Beyond the winning numbers, the Catalan independence movement secured victories both symbolic and moral. Three ministers from the ousted government of Carles Puigdemont were elected as MEPs – two of them unable to set foot in their homeland without risking arrest, while former Catalan vice-president Oriol Junqueras won from a jail cell. The ongoing trial of Catalan pro-independence leaders for their part in organising the 2017 independence referendum has never looked more punitive or irrelevant.
Problems do persist for Catalonia’s new pro-independence MEPs, but they do not appear as insurmountable as they once did. While the possibility remains that Puigdemont could be denied the parliamentary immunity granted to all MEPs, the EU has not shown any signs of bowing to demands from the right-wing People’s Party – which won only 3.1 per cent of the vote in Catalonia that changes be made to the European Arrest Warrant to include charges of rebellion and sedition, allowing Puigdemont to be automatically extradited. Without such extradition, criminal charges against him cannot be settled with finality, allowing for some useful ambiguity which Puigdemont and his supporters will almost certainly make us of.

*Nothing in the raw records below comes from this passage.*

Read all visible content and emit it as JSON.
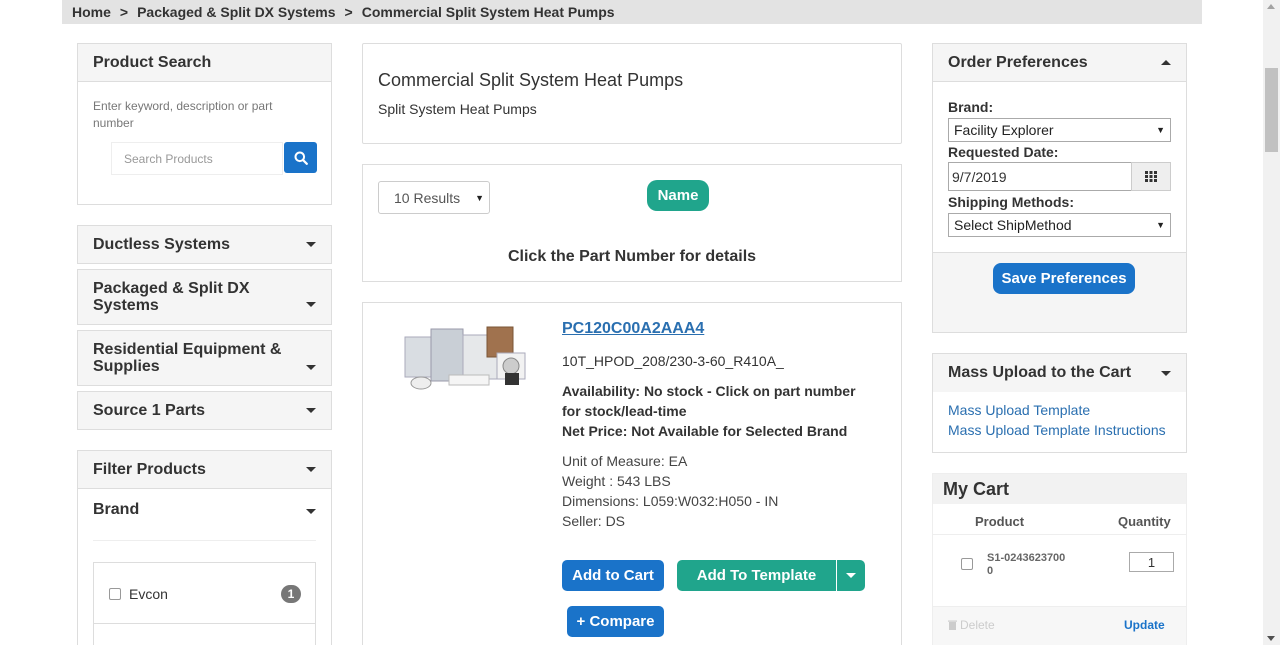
{
  "breadcrumb": {
    "items": [
      "Home",
      "Packaged & Split DX Systems",
      "Commercial Split System Heat Pumps"
    ],
    "separator": ">"
  },
  "product_search": {
    "title": "Product Search",
    "hint": "Enter keyword, description or part number",
    "placeholder": "Search Products",
    "search_icon": "search-icon"
  },
  "categories": [
    {
      "label": "Ductless Systems"
    },
    {
      "label": "Packaged & Split DX Systems"
    },
    {
      "label": "Residential Equipment & Supplies"
    },
    {
      "label": "Source 1 Parts"
    }
  ],
  "filter": {
    "title": "Filter Products",
    "brand_title": "Brand",
    "brands": [
      {
        "label": "Evcon",
        "count": "1"
      }
    ]
  },
  "category_header": {
    "title": "Commercial Split System Heat Pumps",
    "subtitle": "Split System Heat Pumps"
  },
  "results_bar": {
    "results_select": "10 Results",
    "sort_label": "Name",
    "instruction": "Click the Part Number for details"
  },
  "product": {
    "part_number": "PC120C00A2AAA4",
    "description": "10T_HPOD_208/230-3-60_R410A_",
    "availability": "Availability: No stock - Click on part number for stock/lead-time",
    "net_price": "Net Price: Not Available for Selected Brand",
    "unit_of_measure": "Unit of Measure: EA",
    "weight": "Weight : 543 LBS",
    "dimensions": "Dimensions: L059:W032:H050 - IN",
    "seller": "Seller: DS",
    "add_to_cart": "Add to Cart",
    "add_to_template": "Add To Template",
    "compare": "+ Compare"
  },
  "order_preferences": {
    "title": "Order Preferences",
    "brand_label": "Brand:",
    "brand_value": "Facility Explorer",
    "date_label": "Requested Date:",
    "date_value": "9/7/2019",
    "shipping_label": "Shipping Methods:",
    "shipping_value": "Select ShipMethod",
    "save": "Save Preferences"
  },
  "mass_upload": {
    "title": "Mass Upload to the Cart",
    "link1": "Mass Upload Template",
    "link2": "Mass Upload Template Instructions"
  },
  "cart": {
    "title": "My Cart",
    "col_product": "Product",
    "col_quantity": "Quantity",
    "items": [
      {
        "sku": "S1-02436237000",
        "qty": "1"
      }
    ],
    "delete": "Delete",
    "update": "Update"
  },
  "colors": {
    "primary": "#1a73c9",
    "teal": "#20a58c",
    "link": "#2a6fb0"
  }
}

In the battle for perception, however, the most important victory has already been won by the independence movement. Catalonia continues to treat its politicians like politicians, in spite of those who would prefer they be treated as criminals. Catalan democracy has functionally outgrown Spanish law.